> WHAT NEEDS TO BE DONE
The whole listing below should be printed again exactly, with no images.

> DATA SHOWN
- - - - -
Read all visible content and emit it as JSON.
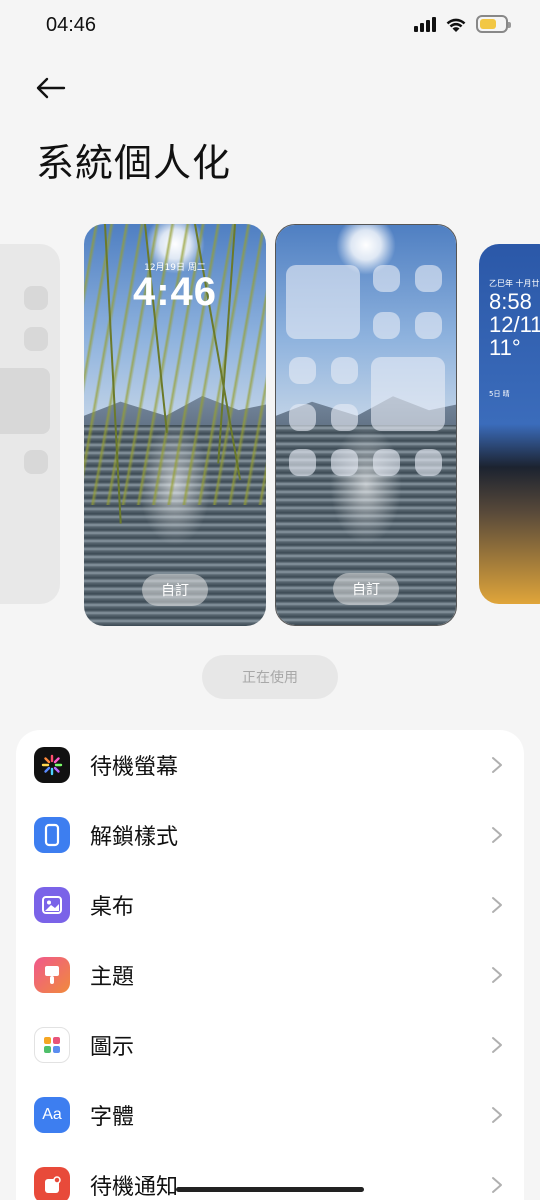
{
  "status_bar": {
    "time": "04:46",
    "battery_level": 0.65,
    "battery_color": "#f2c744"
  },
  "header": {
    "back_icon": "arrow-left-icon",
    "title": "系統個人化"
  },
  "carousel": {
    "lock_preview": {
      "date": "12月19日 周二",
      "time": "4:46",
      "customize_label": "自訂"
    },
    "home_preview": {
      "customize_label": "自訂"
    },
    "next_preview": {
      "date": "乙巳年 十月廿二",
      "time_line1": "8:58",
      "time_line2": "12/11",
      "temp": "11°",
      "small": "5日 晴"
    }
  },
  "in_use_label": "正在使用",
  "settings": {
    "items": [
      {
        "label": "待機螢幕",
        "icon": "always-on-display-icon",
        "color": "#111111"
      },
      {
        "label": "解鎖樣式",
        "icon": "unlock-style-icon",
        "color": "#3d7ef0"
      },
      {
        "label": "桌布",
        "icon": "wallpaper-icon",
        "color": "#7a63e8"
      },
      {
        "label": "主題",
        "icon": "theme-brush-icon",
        "color": "#e85a8a"
      },
      {
        "label": "圖示",
        "icon": "icons-grid-icon",
        "color": "#ffffff"
      },
      {
        "label": "字體",
        "icon": "font-aa-icon",
        "color": "#3d7ef0"
      },
      {
        "label": "待機通知",
        "icon": "standby-notification-icon",
        "color": "#e84a3a"
      }
    ],
    "font_icon_text": "Aa"
  }
}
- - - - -
> ANSWER BELOW
Read all visible content and emit it as JSON.
{
  "status_bar": {
    "time": "04:46",
    "battery_level": 0.65,
    "battery_color": "#f2c744"
  },
  "header": {
    "back_icon": "arrow-left-icon",
    "title": "系統個人化"
  },
  "carousel": {
    "lock_preview": {
      "date": "12月19日 周二",
      "time": "4:46",
      "customize_label": "自訂"
    },
    "home_preview": {
      "customize_label": "自訂"
    },
    "next_preview": {
      "date": "乙巳年 十月廿二",
      "time_line1": "8:58",
      "time_line2": "12/11",
      "temp": "11°",
      "small": "5日 晴"
    }
  },
  "in_use_label": "正在使用",
  "settings": {
    "items": [
      {
        "label": "待機螢幕",
        "icon": "always-on-display-icon",
        "color": "#111111"
      },
      {
        "label": "解鎖樣式",
        "icon": "unlock-style-icon",
        "color": "#3d7ef0"
      },
      {
        "label": "桌布",
        "icon": "wallpaper-icon",
        "color": "#7a63e8"
      },
      {
        "label": "主題",
        "icon": "theme-brush-icon",
        "color": "#e85a8a"
      },
      {
        "label": "圖示",
        "icon": "icons-grid-icon",
        "color": "#ffffff"
      },
      {
        "label": "字體",
        "icon": "font-aa-icon",
        "color": "#3d7ef0"
      },
      {
        "label": "待機通知",
        "icon": "standby-notification-icon",
        "color": "#e84a3a"
      }
    ],
    "font_icon_text": "Aa"
  }
}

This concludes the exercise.